  13. thinking of making the plung.

    If you already have a vinyl cutter, then a heat press and HTV would do shirts, with all the limitations and benefits. HTV is normally not a printed material. Maybe you are thinking of printed vinyl transfers. A printer that can do car wraps is likely a eco-solvent print cut combo. You can use one of those for shirts, with a heat press. There are transfers these eco-solvent printers can make and applied with a heat press. However, HTV and printed transfers are not idea for large production runs. It's really hard to say do 200 shirts this way. Ten yes, but large quantities are hard. Screen printing is the solution for quantity. Doing car wraps is far more profitable. However, its takes a great deal more experience than one might imagine. Likely you would have to go to a 3-7 day training program that might cost a few thousand to get started. It generally also requires a garage or a car bay.
  14. Cutting Cursive Fonts
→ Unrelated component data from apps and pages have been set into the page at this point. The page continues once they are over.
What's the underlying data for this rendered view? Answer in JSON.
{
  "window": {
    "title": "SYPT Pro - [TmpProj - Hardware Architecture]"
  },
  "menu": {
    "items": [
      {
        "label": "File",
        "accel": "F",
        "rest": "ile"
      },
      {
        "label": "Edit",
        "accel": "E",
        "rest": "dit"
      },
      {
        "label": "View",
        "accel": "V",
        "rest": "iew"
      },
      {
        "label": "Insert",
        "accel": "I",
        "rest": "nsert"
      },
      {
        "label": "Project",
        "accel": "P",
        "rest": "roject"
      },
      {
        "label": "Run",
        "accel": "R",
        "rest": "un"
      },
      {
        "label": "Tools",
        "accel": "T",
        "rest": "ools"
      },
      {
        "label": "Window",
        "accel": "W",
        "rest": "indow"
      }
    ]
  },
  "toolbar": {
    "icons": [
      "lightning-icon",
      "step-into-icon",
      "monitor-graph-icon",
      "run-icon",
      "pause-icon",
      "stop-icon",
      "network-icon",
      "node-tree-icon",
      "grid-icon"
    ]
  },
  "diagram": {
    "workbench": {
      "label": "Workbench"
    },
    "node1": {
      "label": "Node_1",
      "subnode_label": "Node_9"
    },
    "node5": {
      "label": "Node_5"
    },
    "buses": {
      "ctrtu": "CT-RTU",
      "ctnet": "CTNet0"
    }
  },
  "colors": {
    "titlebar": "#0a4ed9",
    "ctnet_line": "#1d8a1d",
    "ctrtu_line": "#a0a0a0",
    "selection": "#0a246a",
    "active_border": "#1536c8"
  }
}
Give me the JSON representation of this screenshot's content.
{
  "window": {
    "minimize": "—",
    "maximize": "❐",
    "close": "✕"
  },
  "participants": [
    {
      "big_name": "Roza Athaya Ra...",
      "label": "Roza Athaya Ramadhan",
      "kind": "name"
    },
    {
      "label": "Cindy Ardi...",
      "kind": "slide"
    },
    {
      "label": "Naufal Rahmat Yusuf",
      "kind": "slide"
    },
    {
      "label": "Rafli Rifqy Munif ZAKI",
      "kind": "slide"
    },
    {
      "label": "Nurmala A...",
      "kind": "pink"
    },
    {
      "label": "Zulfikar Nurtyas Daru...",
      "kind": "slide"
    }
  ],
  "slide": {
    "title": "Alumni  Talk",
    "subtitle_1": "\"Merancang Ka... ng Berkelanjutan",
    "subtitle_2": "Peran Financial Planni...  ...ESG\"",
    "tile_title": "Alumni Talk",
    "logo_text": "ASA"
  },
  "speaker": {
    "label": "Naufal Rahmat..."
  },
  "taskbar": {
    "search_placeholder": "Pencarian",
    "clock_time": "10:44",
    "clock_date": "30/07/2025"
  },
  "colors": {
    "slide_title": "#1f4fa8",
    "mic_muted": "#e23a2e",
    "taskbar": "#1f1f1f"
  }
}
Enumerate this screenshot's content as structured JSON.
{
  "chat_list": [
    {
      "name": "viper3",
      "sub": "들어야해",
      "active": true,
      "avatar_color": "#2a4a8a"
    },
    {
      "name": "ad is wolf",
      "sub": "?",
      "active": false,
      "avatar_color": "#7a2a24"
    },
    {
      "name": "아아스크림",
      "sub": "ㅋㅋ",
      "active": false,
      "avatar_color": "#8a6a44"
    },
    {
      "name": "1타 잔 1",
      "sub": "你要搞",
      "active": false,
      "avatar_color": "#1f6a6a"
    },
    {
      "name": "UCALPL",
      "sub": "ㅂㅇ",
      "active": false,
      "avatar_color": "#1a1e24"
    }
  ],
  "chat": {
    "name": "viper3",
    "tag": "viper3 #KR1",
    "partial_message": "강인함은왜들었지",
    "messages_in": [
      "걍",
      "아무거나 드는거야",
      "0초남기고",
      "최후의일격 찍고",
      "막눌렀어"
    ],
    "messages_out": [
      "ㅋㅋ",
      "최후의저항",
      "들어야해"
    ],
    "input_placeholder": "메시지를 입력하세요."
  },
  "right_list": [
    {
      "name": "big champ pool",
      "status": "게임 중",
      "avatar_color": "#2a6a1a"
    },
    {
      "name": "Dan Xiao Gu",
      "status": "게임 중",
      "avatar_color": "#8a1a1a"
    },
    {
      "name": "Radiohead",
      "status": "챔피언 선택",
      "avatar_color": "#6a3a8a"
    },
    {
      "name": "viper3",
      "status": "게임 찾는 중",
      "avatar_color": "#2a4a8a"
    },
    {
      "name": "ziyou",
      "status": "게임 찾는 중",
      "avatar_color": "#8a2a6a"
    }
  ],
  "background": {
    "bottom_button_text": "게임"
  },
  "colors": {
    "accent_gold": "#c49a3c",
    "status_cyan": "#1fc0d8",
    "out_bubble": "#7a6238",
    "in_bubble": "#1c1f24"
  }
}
    I know in some apps, when you weld, (whatever it is called,) sometimes its not enough, you might also before you weld, reverse the path direction or change the winding rule. But often you don't.
  15. How do you make faded fonts?

    That effect just seems to be a gradient. Print to go on what? If you mean on something for outdoors and is contour cut then you probably want an eco-solvent printer and a cutter, or a print/cut combo. Five hundred bucks won't get you there, Multiply by 18. A small eco-solvent print/cut combo: https://www.rolanddga.com/products/printers/versastudio-bn-20-t-shirt-printing-press